======== SUPPLIED ENTRIES

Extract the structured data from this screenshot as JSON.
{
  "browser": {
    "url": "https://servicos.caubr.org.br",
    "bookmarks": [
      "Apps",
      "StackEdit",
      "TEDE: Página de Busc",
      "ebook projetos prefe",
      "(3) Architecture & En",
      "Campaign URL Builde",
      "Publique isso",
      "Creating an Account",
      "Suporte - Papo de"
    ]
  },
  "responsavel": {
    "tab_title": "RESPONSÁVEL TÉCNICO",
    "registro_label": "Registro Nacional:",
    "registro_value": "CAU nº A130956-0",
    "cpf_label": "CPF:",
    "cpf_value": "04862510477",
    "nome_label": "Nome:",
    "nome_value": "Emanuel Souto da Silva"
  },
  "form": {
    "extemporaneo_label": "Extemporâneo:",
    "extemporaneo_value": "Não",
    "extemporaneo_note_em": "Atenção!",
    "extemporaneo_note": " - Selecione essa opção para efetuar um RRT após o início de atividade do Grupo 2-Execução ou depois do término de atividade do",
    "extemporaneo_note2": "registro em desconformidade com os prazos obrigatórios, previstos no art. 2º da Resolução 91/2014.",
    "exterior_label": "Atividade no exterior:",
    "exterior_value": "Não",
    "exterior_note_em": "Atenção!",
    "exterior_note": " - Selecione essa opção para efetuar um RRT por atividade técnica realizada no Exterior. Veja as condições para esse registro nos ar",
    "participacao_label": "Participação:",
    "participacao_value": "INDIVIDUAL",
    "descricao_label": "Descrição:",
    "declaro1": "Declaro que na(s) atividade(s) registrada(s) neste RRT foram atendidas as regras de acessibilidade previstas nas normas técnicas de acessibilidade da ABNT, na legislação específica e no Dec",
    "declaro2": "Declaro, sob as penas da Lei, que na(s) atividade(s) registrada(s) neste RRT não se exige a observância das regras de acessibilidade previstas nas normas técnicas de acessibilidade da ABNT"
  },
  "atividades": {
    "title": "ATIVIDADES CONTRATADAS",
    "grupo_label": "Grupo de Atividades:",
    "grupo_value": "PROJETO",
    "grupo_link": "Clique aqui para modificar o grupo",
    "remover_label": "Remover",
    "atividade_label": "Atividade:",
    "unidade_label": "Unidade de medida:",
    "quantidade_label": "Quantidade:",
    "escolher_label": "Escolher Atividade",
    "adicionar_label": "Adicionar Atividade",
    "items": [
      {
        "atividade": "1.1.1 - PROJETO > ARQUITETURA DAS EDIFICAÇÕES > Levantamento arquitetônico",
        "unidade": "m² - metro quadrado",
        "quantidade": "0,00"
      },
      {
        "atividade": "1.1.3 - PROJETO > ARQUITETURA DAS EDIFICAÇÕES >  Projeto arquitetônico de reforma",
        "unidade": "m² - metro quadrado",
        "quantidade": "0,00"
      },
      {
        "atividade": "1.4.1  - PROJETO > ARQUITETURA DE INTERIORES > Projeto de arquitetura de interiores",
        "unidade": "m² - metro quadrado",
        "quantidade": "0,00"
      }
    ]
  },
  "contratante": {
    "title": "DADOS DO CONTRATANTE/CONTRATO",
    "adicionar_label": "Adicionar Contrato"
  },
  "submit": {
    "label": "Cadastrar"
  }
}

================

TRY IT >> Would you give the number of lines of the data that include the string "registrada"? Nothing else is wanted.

RESPONSE TO THIS TASK >> 2